TASK INSTRUCTIONS.
Take every line of the material below that includes the string "exit" and copy it out.

TASK MATERIAL.
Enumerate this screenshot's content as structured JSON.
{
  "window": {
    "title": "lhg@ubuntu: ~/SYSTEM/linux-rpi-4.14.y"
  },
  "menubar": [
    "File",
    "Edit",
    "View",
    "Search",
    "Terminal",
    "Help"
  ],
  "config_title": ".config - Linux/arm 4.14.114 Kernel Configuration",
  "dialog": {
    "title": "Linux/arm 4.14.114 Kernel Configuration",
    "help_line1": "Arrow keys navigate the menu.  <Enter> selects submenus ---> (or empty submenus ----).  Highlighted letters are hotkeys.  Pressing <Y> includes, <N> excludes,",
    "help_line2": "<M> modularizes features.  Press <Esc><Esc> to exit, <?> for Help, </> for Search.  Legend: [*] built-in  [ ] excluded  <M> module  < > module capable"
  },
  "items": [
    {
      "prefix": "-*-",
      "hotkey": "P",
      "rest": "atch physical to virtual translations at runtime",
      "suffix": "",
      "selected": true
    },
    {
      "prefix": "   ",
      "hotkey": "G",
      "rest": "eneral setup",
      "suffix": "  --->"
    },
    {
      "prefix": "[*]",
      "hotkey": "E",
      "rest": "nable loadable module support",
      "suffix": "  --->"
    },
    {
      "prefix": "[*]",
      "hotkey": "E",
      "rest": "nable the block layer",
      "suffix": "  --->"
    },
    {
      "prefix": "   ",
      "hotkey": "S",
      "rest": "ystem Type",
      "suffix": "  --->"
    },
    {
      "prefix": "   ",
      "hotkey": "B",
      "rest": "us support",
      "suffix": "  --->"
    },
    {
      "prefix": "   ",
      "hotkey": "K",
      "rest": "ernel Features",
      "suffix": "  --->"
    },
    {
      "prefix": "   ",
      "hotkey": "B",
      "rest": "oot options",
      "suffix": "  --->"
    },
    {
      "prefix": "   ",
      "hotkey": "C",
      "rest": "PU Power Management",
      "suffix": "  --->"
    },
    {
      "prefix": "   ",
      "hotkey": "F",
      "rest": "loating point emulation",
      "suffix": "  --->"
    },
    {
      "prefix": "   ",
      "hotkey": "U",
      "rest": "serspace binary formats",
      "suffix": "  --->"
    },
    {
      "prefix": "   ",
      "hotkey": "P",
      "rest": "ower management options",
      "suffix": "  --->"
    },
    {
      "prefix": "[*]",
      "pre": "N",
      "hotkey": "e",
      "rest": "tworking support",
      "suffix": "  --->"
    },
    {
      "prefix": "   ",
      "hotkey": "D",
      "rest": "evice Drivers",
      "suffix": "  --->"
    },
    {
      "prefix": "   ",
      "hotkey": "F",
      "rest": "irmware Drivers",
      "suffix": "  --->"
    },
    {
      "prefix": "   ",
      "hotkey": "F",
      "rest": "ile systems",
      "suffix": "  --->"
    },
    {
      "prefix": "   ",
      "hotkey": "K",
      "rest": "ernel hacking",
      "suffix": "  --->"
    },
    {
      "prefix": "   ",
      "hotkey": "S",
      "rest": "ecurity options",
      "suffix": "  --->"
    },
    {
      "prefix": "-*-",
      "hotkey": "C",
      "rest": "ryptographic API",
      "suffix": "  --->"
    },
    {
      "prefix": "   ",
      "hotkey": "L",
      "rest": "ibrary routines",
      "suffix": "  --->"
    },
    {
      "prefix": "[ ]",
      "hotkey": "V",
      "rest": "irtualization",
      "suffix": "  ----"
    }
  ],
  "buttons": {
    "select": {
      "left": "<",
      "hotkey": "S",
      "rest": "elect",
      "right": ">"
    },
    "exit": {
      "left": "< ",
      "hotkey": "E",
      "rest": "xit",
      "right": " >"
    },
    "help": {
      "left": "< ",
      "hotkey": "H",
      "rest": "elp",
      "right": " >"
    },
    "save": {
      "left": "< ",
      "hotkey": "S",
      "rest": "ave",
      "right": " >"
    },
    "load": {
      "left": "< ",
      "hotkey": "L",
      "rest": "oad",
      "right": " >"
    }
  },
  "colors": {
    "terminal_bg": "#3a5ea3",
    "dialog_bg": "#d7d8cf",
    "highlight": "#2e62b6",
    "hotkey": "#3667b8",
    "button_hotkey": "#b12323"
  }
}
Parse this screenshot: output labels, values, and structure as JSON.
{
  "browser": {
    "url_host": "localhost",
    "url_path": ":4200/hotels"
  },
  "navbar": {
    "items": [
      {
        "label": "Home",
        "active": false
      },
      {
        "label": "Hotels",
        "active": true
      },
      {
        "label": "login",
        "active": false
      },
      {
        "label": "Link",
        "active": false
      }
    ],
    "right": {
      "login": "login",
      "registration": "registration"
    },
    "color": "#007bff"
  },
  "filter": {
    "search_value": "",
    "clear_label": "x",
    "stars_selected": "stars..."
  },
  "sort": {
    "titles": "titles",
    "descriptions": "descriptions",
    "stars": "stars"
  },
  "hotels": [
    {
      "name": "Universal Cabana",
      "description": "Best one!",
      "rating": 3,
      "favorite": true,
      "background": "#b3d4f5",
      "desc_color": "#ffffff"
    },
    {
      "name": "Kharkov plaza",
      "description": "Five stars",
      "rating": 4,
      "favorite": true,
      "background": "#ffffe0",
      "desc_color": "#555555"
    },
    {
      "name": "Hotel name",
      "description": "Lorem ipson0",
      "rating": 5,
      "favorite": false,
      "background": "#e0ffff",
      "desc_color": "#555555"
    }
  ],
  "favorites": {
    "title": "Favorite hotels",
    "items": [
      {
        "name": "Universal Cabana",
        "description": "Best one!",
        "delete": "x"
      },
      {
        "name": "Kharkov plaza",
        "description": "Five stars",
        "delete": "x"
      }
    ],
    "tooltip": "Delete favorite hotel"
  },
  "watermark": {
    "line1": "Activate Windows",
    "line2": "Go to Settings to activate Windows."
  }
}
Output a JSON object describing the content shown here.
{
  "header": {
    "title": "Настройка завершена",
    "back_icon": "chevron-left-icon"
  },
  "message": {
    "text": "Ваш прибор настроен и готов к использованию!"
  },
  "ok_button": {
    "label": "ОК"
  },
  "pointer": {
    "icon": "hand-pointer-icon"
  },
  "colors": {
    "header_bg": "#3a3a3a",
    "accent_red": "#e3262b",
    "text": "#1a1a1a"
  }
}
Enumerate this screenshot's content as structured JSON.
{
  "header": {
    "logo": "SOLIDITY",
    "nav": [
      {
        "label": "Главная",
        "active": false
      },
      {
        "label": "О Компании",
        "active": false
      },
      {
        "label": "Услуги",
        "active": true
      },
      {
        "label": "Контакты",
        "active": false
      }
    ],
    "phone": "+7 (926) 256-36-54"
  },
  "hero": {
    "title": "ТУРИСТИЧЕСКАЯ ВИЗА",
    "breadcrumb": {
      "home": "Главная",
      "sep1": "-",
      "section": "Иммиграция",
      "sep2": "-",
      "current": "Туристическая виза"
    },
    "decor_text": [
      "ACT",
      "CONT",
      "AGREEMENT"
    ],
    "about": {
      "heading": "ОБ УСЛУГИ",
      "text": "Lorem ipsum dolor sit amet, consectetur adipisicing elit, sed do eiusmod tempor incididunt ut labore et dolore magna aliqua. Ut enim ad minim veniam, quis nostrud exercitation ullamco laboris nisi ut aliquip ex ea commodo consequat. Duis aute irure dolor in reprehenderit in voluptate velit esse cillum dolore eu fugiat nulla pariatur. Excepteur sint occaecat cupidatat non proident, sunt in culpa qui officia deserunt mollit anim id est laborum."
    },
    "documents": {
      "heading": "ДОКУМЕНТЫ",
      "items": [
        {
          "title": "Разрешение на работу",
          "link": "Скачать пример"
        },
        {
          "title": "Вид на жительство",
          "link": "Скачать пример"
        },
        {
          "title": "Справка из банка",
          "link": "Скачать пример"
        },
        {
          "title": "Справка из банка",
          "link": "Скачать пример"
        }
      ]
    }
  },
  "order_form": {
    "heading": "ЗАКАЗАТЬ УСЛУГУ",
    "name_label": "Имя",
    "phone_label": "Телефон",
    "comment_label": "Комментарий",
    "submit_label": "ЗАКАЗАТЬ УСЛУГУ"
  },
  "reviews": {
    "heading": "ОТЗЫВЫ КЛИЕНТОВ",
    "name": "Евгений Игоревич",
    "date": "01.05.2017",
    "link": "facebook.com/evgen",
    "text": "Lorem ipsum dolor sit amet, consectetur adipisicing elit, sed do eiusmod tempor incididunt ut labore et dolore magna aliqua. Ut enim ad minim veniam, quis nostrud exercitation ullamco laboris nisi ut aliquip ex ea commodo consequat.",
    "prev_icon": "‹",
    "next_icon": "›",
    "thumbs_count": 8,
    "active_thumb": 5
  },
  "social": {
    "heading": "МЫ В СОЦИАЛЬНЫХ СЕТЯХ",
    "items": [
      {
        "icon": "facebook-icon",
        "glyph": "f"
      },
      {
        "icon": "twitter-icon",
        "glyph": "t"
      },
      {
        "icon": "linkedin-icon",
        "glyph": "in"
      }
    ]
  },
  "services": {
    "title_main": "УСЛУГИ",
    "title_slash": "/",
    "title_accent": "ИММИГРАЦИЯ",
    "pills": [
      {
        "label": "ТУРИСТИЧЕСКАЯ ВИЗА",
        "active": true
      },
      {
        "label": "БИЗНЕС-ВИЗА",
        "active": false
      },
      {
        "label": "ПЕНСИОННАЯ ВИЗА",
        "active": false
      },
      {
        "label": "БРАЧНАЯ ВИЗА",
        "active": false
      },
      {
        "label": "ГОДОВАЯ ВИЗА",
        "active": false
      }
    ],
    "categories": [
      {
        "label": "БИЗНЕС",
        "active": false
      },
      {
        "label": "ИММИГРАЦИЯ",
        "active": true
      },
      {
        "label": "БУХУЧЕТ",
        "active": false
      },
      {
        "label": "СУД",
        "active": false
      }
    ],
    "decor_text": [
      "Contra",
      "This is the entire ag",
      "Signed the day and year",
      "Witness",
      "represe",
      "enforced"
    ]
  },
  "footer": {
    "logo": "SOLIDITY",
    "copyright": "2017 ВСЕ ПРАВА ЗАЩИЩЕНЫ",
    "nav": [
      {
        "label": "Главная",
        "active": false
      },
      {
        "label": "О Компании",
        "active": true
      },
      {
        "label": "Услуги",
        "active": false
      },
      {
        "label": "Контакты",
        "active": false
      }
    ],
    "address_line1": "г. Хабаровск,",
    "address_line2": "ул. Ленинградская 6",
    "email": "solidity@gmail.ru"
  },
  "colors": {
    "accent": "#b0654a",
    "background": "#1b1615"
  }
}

RESPONSE BOX.
    "help_line2": "<M> modularizes features.  Press <Esc><Esc> to exit, <?> for Help, </> for Search.  Legend: [*] built-in  [ ] excluded  <M> module  < > module capable"
    "exit": {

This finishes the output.